He asked me why
Some months ago, Rob at Chesterly was kind enough to ask why I blog. I responded by taking about a month's hiatus from blogging. Sorry 'bout that.
In part, it's because I thought the question was asked and answered back at the beginning. One reason I blog because the concept came up on some library listservs I'm on, and I felt I had to experiment with the technology to say anything about it.
So what have I learned? The first is an old library school lesson: first separate medium from content, then explore how they relate. On the software level, a blogging platform is nothing but a simple content management system - a very low barrier to entry way of publishing content to the Web. On the content level, like any other medium, there's good stuff and bad stuff, neither invalidates the other, there's no arguing taste, and Sturgeon's Law applies.
This makes the question, for librarians, whether that tool does what you want it to. If you have information to publish in a reverse-chronological format, then yes, your library could use a blog for that. If you think you need a blog because everybody's got one, or that you don't because they're only for crazy theories about the Men In Black, go back and reread that last paragraph. We fought this battle back in the mid '90s about whether libraries needed web pages at all; we don't have to re-fight it.

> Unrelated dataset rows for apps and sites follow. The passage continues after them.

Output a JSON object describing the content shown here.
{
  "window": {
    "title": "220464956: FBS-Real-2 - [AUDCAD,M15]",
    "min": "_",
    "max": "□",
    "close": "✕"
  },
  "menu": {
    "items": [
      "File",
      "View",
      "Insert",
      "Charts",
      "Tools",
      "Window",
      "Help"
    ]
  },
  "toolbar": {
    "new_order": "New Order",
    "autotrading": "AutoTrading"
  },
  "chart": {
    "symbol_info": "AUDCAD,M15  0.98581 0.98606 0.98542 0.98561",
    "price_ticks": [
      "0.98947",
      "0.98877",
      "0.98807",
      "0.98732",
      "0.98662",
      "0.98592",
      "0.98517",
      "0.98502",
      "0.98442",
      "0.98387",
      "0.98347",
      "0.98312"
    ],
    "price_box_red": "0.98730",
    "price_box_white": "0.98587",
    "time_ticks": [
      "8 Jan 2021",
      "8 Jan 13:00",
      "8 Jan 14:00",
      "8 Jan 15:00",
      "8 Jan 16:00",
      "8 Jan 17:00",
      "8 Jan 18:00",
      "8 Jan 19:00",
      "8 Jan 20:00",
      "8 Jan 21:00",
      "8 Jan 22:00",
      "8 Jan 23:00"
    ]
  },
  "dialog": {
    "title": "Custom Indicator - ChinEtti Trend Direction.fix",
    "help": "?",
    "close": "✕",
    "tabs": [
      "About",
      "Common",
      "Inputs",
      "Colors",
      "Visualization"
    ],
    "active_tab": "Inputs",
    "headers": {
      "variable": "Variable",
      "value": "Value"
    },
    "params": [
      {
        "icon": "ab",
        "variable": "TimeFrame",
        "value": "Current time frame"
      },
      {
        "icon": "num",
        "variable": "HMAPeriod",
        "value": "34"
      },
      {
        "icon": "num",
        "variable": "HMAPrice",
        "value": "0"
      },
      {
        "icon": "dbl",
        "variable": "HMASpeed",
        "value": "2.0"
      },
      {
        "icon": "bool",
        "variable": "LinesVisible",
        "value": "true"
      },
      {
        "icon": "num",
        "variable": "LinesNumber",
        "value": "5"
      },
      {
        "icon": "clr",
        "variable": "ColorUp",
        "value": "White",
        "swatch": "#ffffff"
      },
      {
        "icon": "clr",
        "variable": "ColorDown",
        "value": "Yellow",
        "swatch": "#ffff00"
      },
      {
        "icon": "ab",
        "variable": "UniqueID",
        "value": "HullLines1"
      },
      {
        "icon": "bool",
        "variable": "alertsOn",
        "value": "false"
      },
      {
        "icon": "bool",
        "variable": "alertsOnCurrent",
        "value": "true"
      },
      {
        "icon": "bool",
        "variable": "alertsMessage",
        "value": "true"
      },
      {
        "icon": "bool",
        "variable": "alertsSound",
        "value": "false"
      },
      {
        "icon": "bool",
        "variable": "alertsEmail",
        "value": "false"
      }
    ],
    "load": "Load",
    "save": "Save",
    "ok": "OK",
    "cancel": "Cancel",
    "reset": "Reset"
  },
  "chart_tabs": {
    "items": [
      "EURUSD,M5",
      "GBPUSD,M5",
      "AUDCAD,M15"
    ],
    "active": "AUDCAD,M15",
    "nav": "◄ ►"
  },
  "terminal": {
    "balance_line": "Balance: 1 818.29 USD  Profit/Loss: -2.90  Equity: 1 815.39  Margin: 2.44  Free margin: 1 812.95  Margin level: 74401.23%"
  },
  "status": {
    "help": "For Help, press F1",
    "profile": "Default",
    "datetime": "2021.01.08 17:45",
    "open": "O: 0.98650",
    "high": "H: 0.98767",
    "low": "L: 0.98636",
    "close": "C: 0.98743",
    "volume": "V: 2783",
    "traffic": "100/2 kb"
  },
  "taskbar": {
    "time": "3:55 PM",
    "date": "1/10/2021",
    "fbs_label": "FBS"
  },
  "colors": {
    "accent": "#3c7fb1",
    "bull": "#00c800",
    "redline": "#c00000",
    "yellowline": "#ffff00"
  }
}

I've also learned that I outgrew Blogger pretty quickly. I've considered working on another platform, but I lack the energy to run two blogs, or move all the content from this one. Blogger needs two things to be competitive, IMO.
To encourage discussion, Blogger needs threaded comments and better identity management. LiveJournal seems to be eating everybody else's lunch in this space, and I can't for the life of me understand why. This not new; we learned it with Usenet newsreaders. You can't have strong discussions (i.e. strong communities) with a purely chronological discussion thread.
My interests are also wide-ranging enough that I really want more categorization options, a la Typepad. I should be able to separate out the multiple different areas I write about, and you should be able to easily see only the ones which interest you. If Blogger wants to shed its "cute pictures of my minivan" reputation, this would be a good way to do it.
Oh - and I need some kind of way to format my tangents differently. But that's probably a CSS trick as much as a system feature, so I could learn it mydamnself.
The other reason I started this blog was because my friend Reg asked why I wasn't writing a novel. I repeated this story to my friend CJ, thinking he'd join me in laughing off the idea. He said it was a good question.
All my life I've thought about writing. I've talked about writing. I've told stories very well, and I've had interesting discussions. But what I haven't done is written, actually put words on the page and open them up to other people. Hip Deep finally gives me a place to do that. I don't work as much with technical elements like voice and tone as I want to, to really hone the craft. But at least writing in TextEdit and posting to Blogger gives me a little time to work, and the knowledge that there are people out there, reading and responding, gives me a reason to work on the next one.
And is it working? I don't know. I'm not convinced that my writing is much better than it was when I started. The blogosphere is pretty kind about critiquing your thought instead of your technique. On the other hand, I have a pretty large portfolio of my own writing to review, and I can identify some of my aggravating habits and work on them.
The novel is definitely not coming. Characters don't seem to come to me. I suppose I could work on plots and descriptions and see if the characters appear. These editorials, however, practically write themselves. This is what I can see myself writing... a slice of life, commentary and criticism, reviews, an occasional joke.
At the end of the day, I write in order to write. We are the story-telling animal. We're the only ones who talk about who was here before us and what happens when we're gone. That is why I blog: to tell these stories. To make sure someone does. Because they're mine.